START TASK MATERIAL

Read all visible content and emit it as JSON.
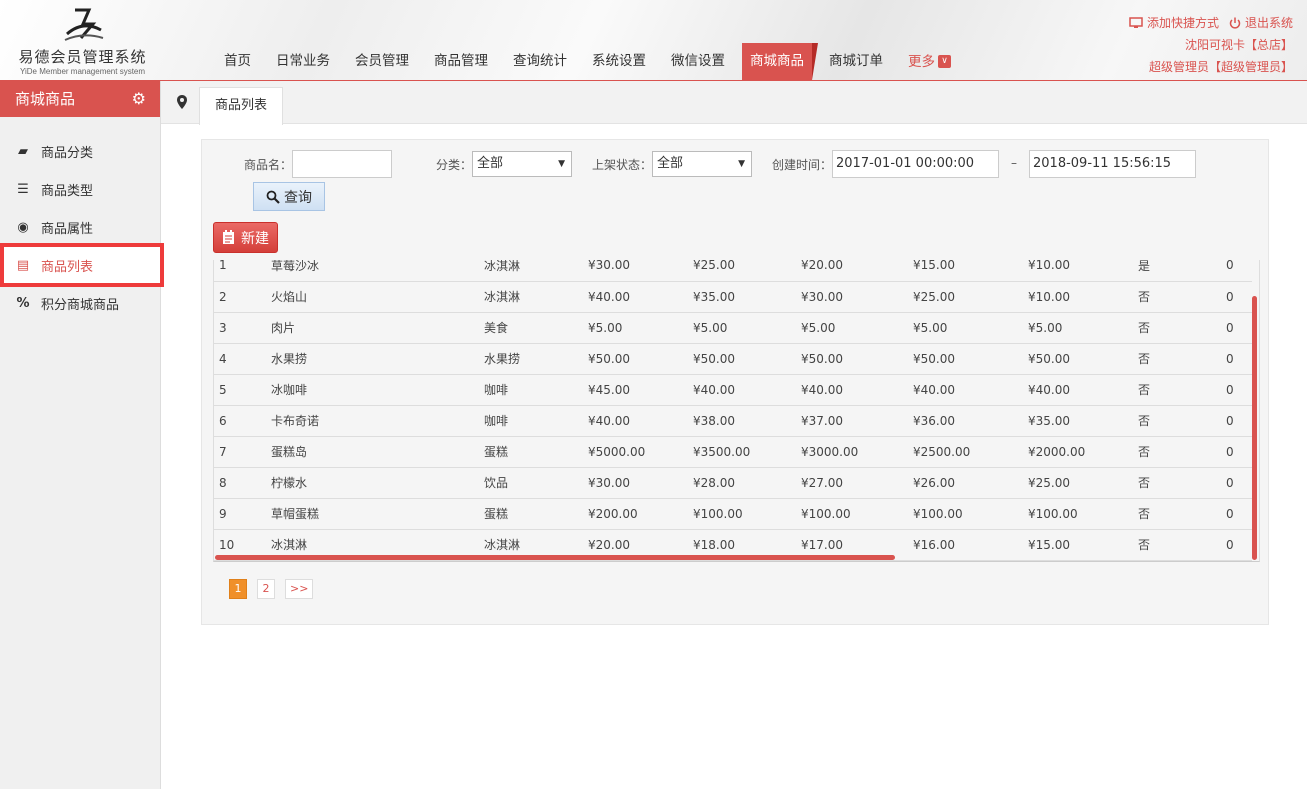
{
  "header": {
    "logo_title": "易德会员管理系统",
    "logo_sub": "YiDe Member management system",
    "nav": [
      "首页",
      "日常业务",
      "会员管理",
      "商品管理",
      "查询统计",
      "系统设置",
      "微信设置",
      "商城商品",
      "商城订单",
      "更多"
    ],
    "active_nav": "商城商品",
    "add_shortcut": "添加快捷方式",
    "logout": "退出系统",
    "store": "沈阳可视卡【总店】",
    "user": "超级管理员【超级管理员】"
  },
  "sidebar": {
    "title": "商城商品",
    "items": [
      {
        "label": "商品分类",
        "icon": "image-icon"
      },
      {
        "label": "商品类型",
        "icon": "list-icon"
      },
      {
        "label": "商品属性",
        "icon": "coins-icon"
      },
      {
        "label": "商品列表",
        "icon": "grid-list-icon",
        "active": true
      },
      {
        "label": "积分商城商品",
        "icon": "percent-icon"
      }
    ]
  },
  "tabs": {
    "current": "商品列表"
  },
  "filters": {
    "name_label": "商品名：",
    "name_value": "",
    "category_label": "分类：",
    "category_value": "全部",
    "status_label": "上架状态：",
    "status_value": "全部",
    "created_label": "创建时间：",
    "date_from": "2017-01-01 00:00:00",
    "date_sep": "–",
    "date_to": "2018-09-11 15:56:15",
    "query_btn": "查询",
    "new_btn": "新建"
  },
  "table": {
    "rows": [
      [
        "1",
        "草莓沙冰",
        "冰淇淋",
        "¥30.00",
        "¥25.00",
        "¥20.00",
        "¥15.00",
        "¥10.00",
        "是",
        "0"
      ],
      [
        "2",
        "火焰山",
        "冰淇淋",
        "¥40.00",
        "¥35.00",
        "¥30.00",
        "¥25.00",
        "¥10.00",
        "否",
        "0"
      ],
      [
        "3",
        "肉片",
        "美食",
        "¥5.00",
        "¥5.00",
        "¥5.00",
        "¥5.00",
        "¥5.00",
        "否",
        "0"
      ],
      [
        "4",
        "水果捞",
        "水果捞",
        "¥50.00",
        "¥50.00",
        "¥50.00",
        "¥50.00",
        "¥50.00",
        "否",
        "0"
      ],
      [
        "5",
        "冰咖啡",
        "咖啡",
        "¥45.00",
        "¥40.00",
        "¥40.00",
        "¥40.00",
        "¥40.00",
        "否",
        "0"
      ],
      [
        "6",
        "卡布奇诺",
        "咖啡",
        "¥40.00",
        "¥38.00",
        "¥37.00",
        "¥36.00",
        "¥35.00",
        "否",
        "0"
      ],
      [
        "7",
        "蛋糕岛",
        "蛋糕",
        "¥5000.00",
        "¥3500.00",
        "¥3000.00",
        "¥2500.00",
        "¥2000.00",
        "否",
        "0"
      ],
      [
        "8",
        "柠檬水",
        "饮品",
        "¥30.00",
        "¥28.00",
        "¥27.00",
        "¥26.00",
        "¥25.00",
        "否",
        "0"
      ],
      [
        "9",
        "草帽蛋糕",
        "蛋糕",
        "¥200.00",
        "¥100.00",
        "¥100.00",
        "¥100.00",
        "¥100.00",
        "否",
        "0"
      ],
      [
        "10",
        "冰淇淋",
        "冰淇淋",
        "¥20.00",
        "¥18.00",
        "¥17.00",
        "¥16.00",
        "¥15.00",
        "否",
        "0"
      ]
    ]
  },
  "pager": {
    "pages": [
      "1",
      "2"
    ],
    "current": "1",
    "next": ">>"
  },
  "colors": {
    "accent": "#d9534f",
    "pager_current": "#f0902a"
  }
}
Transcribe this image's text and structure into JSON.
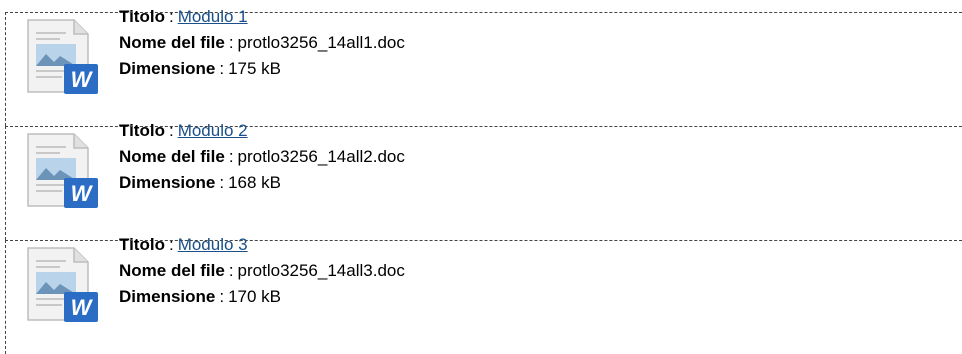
{
  "labels": {
    "title": "Titolo",
    "filename": "Nome del file",
    "size": "Dimensione",
    "separator": ":"
  },
  "files": [
    {
      "title": "Modulo 1",
      "filename": "protlo3256_14all1.doc",
      "size": "175 kB",
      "icon": "word-document-icon"
    },
    {
      "title": "Modulo 2",
      "filename": "protlo3256_14all2.doc",
      "size": "168 kB",
      "icon": "word-document-icon"
    },
    {
      "title": "Modulo 3",
      "filename": "protlo3256_14all3.doc",
      "size": "170 kB",
      "icon": "word-document-icon"
    }
  ],
  "colors": {
    "link": "#1a4f8a",
    "word_blue": "#2b6cc4",
    "border": "#444444"
  }
}
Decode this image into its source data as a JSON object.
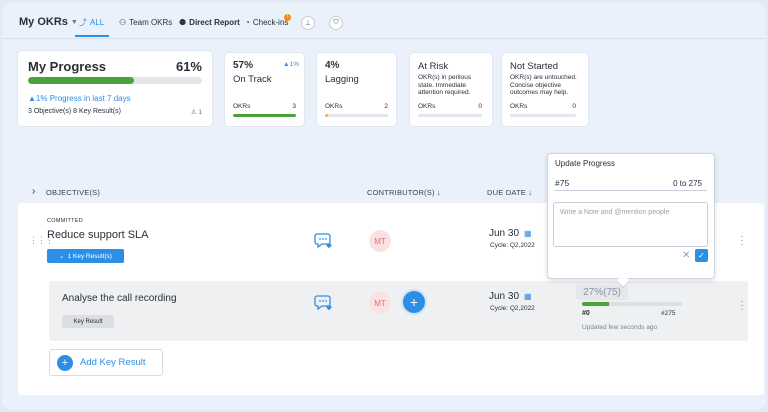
{
  "nav": {
    "title": "My OKRs",
    "tabs": [
      {
        "label": "ALL",
        "icon": "trend-icon"
      },
      {
        "label": "Team OKRs",
        "icon": "team-icon"
      },
      {
        "label": "Direct Report",
        "icon": "org-icon"
      },
      {
        "label": "Check-ins",
        "icon": "check-in-icon"
      }
    ],
    "checkin_badge": "!"
  },
  "my_progress": {
    "title": "My Progress",
    "percent": "61%",
    "progress_fraction": 0.61,
    "delta": "1% Progress in last 7 days",
    "summary": "3 Objective(s) 8 Key Result(s)",
    "contributors": "1"
  },
  "cards": [
    {
      "pct": "57%",
      "delta": "1%",
      "label": "On Track",
      "desc": "",
      "okrs_label": "OKRs",
      "okrs_count": "3",
      "fill": 1.0,
      "color": "#4aa33a"
    },
    {
      "pct": "4%",
      "delta": "",
      "label": "Lagging",
      "desc": "",
      "okrs_label": "OKRs",
      "okrs_count": "2",
      "fill": 0.05,
      "color": "#f2a950"
    },
    {
      "pct": "",
      "delta": "",
      "label": "At Risk",
      "desc": "OKR(s) in perilous state. Immediate attention required.",
      "okrs_label": "OKRs",
      "okrs_count": "0",
      "fill": 0,
      "color": "#e05050"
    },
    {
      "pct": "",
      "delta": "",
      "label": "Not Started",
      "desc": "OKR(s) are untouched. Concise objective outcomes may help.",
      "okrs_label": "OKRs",
      "okrs_count": "0",
      "fill": 0,
      "color": "#9aa1ad"
    }
  ],
  "table": {
    "col_objectives": "OBJECTIVE(S)",
    "col_contributors": "CONTRIBUTOR(S) ↓",
    "col_due": "DUE DATE ↓"
  },
  "objective": {
    "status": "COMMITTED",
    "title": "Reduce support SLA",
    "kr_toggle": "1 Key Result(s)",
    "contributor": "MT",
    "due": "Jun 30",
    "cycle": "Cycle: Q2,2022"
  },
  "key_result": {
    "title": "Analyse the call recording",
    "tag": "Key Result",
    "contributor": "MT",
    "due": "Jun 30",
    "cycle": "Cycle: Q2,2022",
    "progress_text": "27%(75)",
    "progress_fraction": 0.27,
    "min": "#0",
    "max": "#275",
    "updated": "Updated few seconds ago"
  },
  "add_kr": "Add Key Result",
  "popover": {
    "title": "Update Progress",
    "value": "#75",
    "range": "0 to 275",
    "note_placeholder": "Write a Note and @mention people"
  }
}
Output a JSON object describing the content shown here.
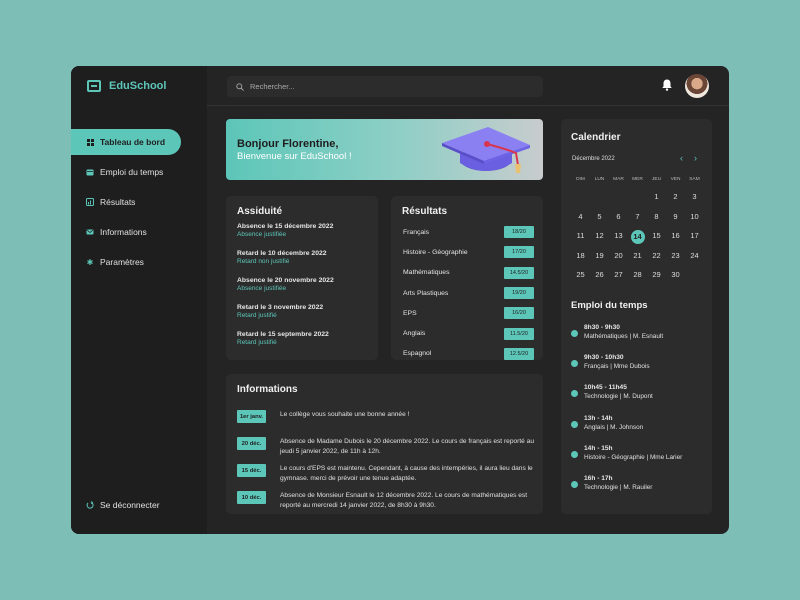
{
  "app": {
    "name": "EduSchool"
  },
  "sidebar": {
    "items": [
      {
        "label": "Tableau de bord",
        "icon": "grid-icon"
      },
      {
        "label": "Emploi du temps",
        "icon": "calendar-icon"
      },
      {
        "label": "Résultats",
        "icon": "chart-icon"
      },
      {
        "label": "Informations",
        "icon": "mail-icon"
      },
      {
        "label": "Paramètres",
        "icon": "gear-icon"
      }
    ],
    "logout": "Se déconnecter"
  },
  "search": {
    "placeholder": "Rechercher..."
  },
  "banner": {
    "title": "Bonjour Florentine,",
    "subtitle": "Bienvenue sur EduSchool !"
  },
  "attendance": {
    "title": "Assiduité",
    "items": [
      {
        "title": "Absence le 15 décembre 2022",
        "status": "Absence justifiée"
      },
      {
        "title": "Retard le 10 décembre 2022",
        "status": "Retard non justifié"
      },
      {
        "title": "Absence le 20 novembre 2022",
        "status": "Absence justifiée"
      },
      {
        "title": "Retard le 3 novembre 2022",
        "status": "Retard justifié"
      },
      {
        "title": "Retard le 15 septembre 2022",
        "status": "Retard justifié"
      }
    ]
  },
  "results": {
    "title": "Résultats",
    "items": [
      {
        "subject": "Français",
        "grade": "18/20"
      },
      {
        "subject": "Histoire - Géographie",
        "grade": "17/20"
      },
      {
        "subject": "Mathématiques",
        "grade": "14.5/20"
      },
      {
        "subject": "Arts Plastiques",
        "grade": "19/20"
      },
      {
        "subject": "EPS",
        "grade": "16/20"
      },
      {
        "subject": "Anglais",
        "grade": "11.5/20"
      },
      {
        "subject": "Espagnol",
        "grade": "12.5/20"
      }
    ]
  },
  "informations": {
    "title": "Informations",
    "items": [
      {
        "date": "1er janv.",
        "text": "Le collège vous souhaite une bonne année !"
      },
      {
        "date": "20 déc.",
        "text": "Absence de Madame Dubois le 20 décembre 2022. Le cours de français est reporté au jeudi 5 janvier 2022, de 11h à 12h."
      },
      {
        "date": "15 déc.",
        "text": "Le cours d'EPS est maintenu. Cependant, à cause des intempéries, il aura lieu dans le gymnase. merci de prévoir une tenue adaptée."
      },
      {
        "date": "10 déc.",
        "text": "Absence de Monsieur Esnault le 12 décembre 2022. Le cours de mathématiques est reporté au mercredi 14 janvier 2022, de 8h30 à 9h30."
      }
    ]
  },
  "calendar": {
    "title": "Calendrier",
    "month": "Décembre 2022",
    "prev": "‹",
    "next": "›",
    "weekdays": [
      "DIM",
      "LUN",
      "MAR",
      "MER",
      "JEU",
      "VEN",
      "SAM"
    ],
    "leading_blanks": 4,
    "days": 30,
    "today": 14
  },
  "schedule": {
    "title": "Emploi du temps",
    "items": [
      {
        "time": "8h30 - 9h30",
        "detail": "Mathématiques | M. Esnault"
      },
      {
        "time": "9h30 - 10h30",
        "detail": "Français | Mme Dubois"
      },
      {
        "time": "10h45 - 11h45",
        "detail": "Technologie | M. Dupont"
      },
      {
        "time": "13h - 14h",
        "detail": "Anglais | M. Johnson"
      },
      {
        "time": "14h - 15h",
        "detail": "Histoire - Géographie | Mme Larier"
      },
      {
        "time": "16h - 17h",
        "detail": "Technologie | M. Rauiler"
      }
    ]
  },
  "colors": {
    "accent": "#5cc6b8",
    "background": "#7dbfb6",
    "panel": "#252425",
    "card": "#2d2c2d"
  }
}
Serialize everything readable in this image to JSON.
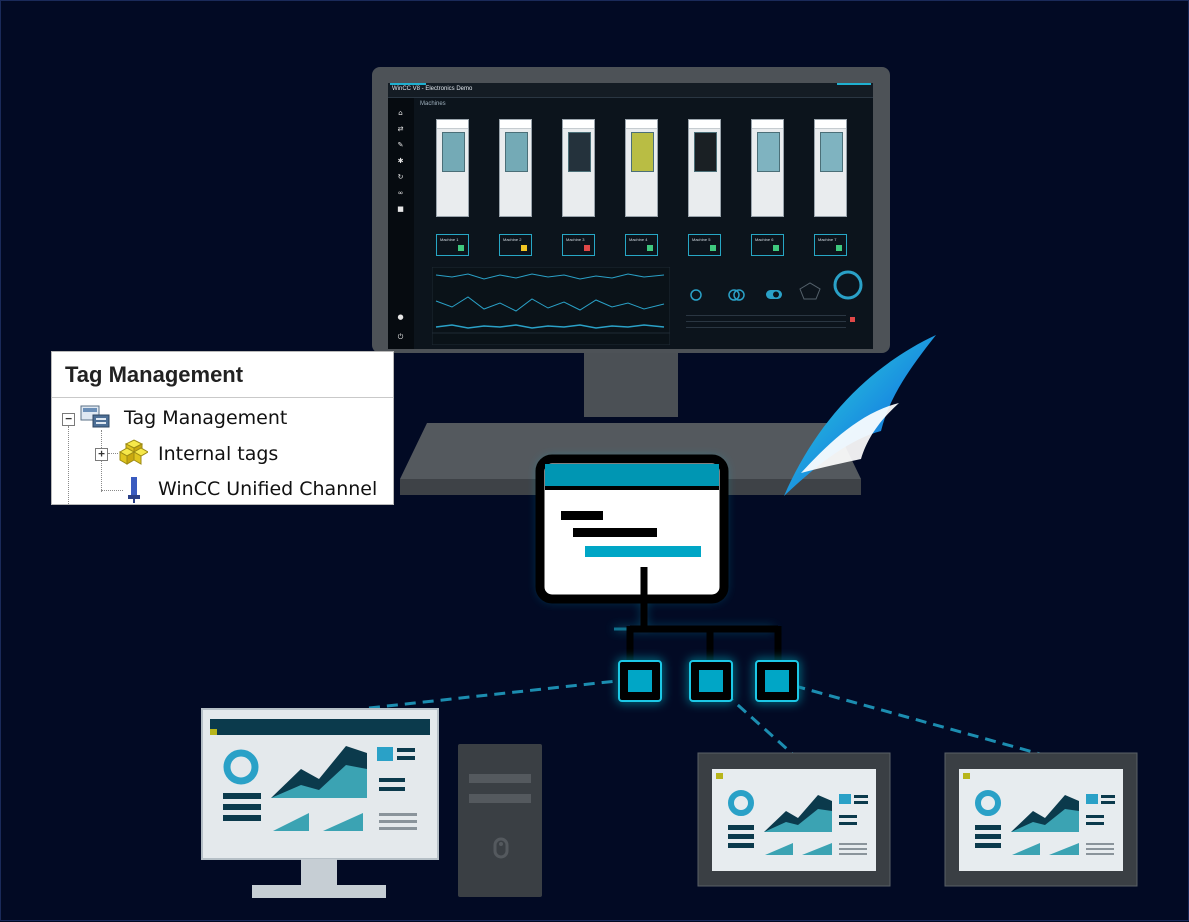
{
  "tag_management": {
    "title": "Tag Management",
    "tree": [
      {
        "label": "Tag Management",
        "expander": "−"
      },
      {
        "label": "Internal tags",
        "expander": "+"
      },
      {
        "label": "WinCC Unified Channel"
      }
    ]
  },
  "hmi_screen": {
    "window_title": "WinCC V8 - Electronics Demo",
    "section_label": "Machines",
    "machines": [
      {
        "label": "Machine 1",
        "status": "#3fc97e",
        "window": "#74aab6"
      },
      {
        "label": "Machine 2",
        "status": "#f3c623",
        "window": "#74aab6"
      },
      {
        "label": "Machine 3",
        "status": "#e04848",
        "window": "#24323c"
      },
      {
        "label": "Machine 4",
        "status": "#3fc97e",
        "window": "#b9bd44"
      },
      {
        "label": "Machine 5",
        "status": "#3fc97e",
        "window": "#1a2024"
      },
      {
        "label": "Machine 6",
        "status": "#3fc97e",
        "window": "#7fb3c0"
      },
      {
        "label": "Machine 7",
        "status": "#3fc97e",
        "window": "#7fb3c0"
      }
    ],
    "sidebar_icons": [
      "home-icon",
      "transfer-icon",
      "wrench-icon",
      "gear-icon",
      "sync-icon",
      "glasses-icon",
      "camera-icon",
      "info-icon",
      "power-icon"
    ]
  },
  "colors": {
    "background": "#020a24",
    "accent_cyan": "#00a6c6",
    "glow": "#1ec8e6",
    "device_gray": "#3a3f44",
    "panel_light": "#e7ecef"
  },
  "icons": {
    "server_hierarchy": "hierarchy-server-icon",
    "shark_fin": "shark-fin-icon",
    "desktop_pc": "desktop-pc-icon",
    "tower": "pc-tower-icon",
    "panel_left": "hmi-panel-icon",
    "panel_right": "hmi-panel-icon"
  }
}
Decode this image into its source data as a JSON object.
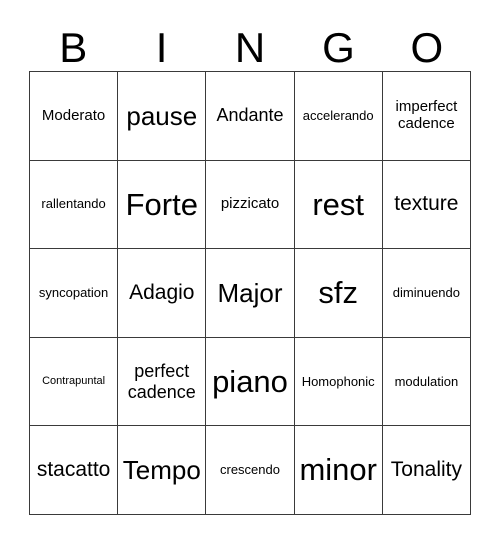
{
  "card": {
    "title": "BINGO",
    "header_letters": [
      "B",
      "I",
      "N",
      "G",
      "O"
    ],
    "grid_size": "5x5",
    "colors": {
      "text": "#000000",
      "background": "#ffffff",
      "border": "#3a3a3a"
    },
    "rows": [
      [
        {
          "label": "Moderato",
          "size": "s"
        },
        {
          "label": "pause",
          "size": "xl"
        },
        {
          "label": "Andante",
          "size": "m"
        },
        {
          "label": "accelerando",
          "size": "xs"
        },
        {
          "label": "imperfect cadence",
          "size": "s",
          "lines": 2
        }
      ],
      [
        {
          "label": "rallentando",
          "size": "xs"
        },
        {
          "label": "Forte",
          "size": "xxl"
        },
        {
          "label": "pizzicato",
          "size": "s"
        },
        {
          "label": "rest",
          "size": "xxl"
        },
        {
          "label": "texture",
          "size": "l"
        }
      ],
      [
        {
          "label": "syncopation",
          "size": "xs"
        },
        {
          "label": "Adagio",
          "size": "l"
        },
        {
          "label": "Major",
          "size": "xl"
        },
        {
          "label": "sfz",
          "size": "xxl"
        },
        {
          "label": "diminuendo",
          "size": "xs"
        }
      ],
      [
        {
          "label": "Contrapuntal",
          "size": "xxs"
        },
        {
          "label": "perfect cadence",
          "size": "m",
          "lines": 2
        },
        {
          "label": "piano",
          "size": "xxl"
        },
        {
          "label": "Homophonic",
          "size": "xs"
        },
        {
          "label": "modulation",
          "size": "xs"
        }
      ],
      [
        {
          "label": "stacatto",
          "size": "l"
        },
        {
          "label": "Tempo",
          "size": "xl"
        },
        {
          "label": "crescendo",
          "size": "xs"
        },
        {
          "label": "minor",
          "size": "xxl"
        },
        {
          "label": "Tonality",
          "size": "l"
        }
      ]
    ]
  }
}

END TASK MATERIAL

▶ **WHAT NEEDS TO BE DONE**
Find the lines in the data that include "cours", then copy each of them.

▶ **THE COMPLETED TASK**
        "text": "Absence de Madame Dubois le 20 décembre 2022. Le cours de français est reporté au jeudi 5 janvier 2022, de 11h à 12h."
        "text": "Le cours d'EPS est maintenu. Cependant, à cause des intempéries, il aura lieu dans le gymnase. merci de prévoir une tenue adaptée."
        "text": "Absence de Monsieur Esnault le 12 décembre 2022. Le cours de mathématiques est reporté au mercredi 14 janvier 2022, de 8h30 à 9h30."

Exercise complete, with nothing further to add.